● **Materials provided**:
########################################

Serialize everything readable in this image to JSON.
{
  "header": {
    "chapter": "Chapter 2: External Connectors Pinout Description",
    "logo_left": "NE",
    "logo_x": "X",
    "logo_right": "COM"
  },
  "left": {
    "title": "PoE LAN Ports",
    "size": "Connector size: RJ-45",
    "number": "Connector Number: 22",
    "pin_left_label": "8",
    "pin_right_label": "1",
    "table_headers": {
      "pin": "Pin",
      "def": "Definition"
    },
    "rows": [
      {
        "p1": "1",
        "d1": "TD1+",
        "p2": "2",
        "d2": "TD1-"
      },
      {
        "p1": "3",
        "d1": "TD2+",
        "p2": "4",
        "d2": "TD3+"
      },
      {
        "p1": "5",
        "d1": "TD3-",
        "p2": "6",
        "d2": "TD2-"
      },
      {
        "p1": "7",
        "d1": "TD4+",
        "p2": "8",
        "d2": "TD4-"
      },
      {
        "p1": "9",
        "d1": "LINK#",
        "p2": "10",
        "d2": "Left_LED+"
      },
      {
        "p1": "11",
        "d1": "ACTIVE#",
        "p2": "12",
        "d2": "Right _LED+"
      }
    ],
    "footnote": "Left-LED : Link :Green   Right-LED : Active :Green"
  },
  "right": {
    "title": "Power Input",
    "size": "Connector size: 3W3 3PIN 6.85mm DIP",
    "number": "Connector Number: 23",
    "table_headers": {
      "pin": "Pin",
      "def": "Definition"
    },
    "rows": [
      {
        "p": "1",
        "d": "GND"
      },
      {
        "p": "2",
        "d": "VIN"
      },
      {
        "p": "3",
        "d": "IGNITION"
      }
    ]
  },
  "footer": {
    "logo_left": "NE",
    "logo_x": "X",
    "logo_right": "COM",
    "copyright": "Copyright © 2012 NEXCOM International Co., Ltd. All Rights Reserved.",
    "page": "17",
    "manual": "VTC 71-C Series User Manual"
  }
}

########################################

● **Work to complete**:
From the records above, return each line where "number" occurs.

● **Problem solution**:
    "number": "Connector Number: 22",
    "number": "Connector Number: 23",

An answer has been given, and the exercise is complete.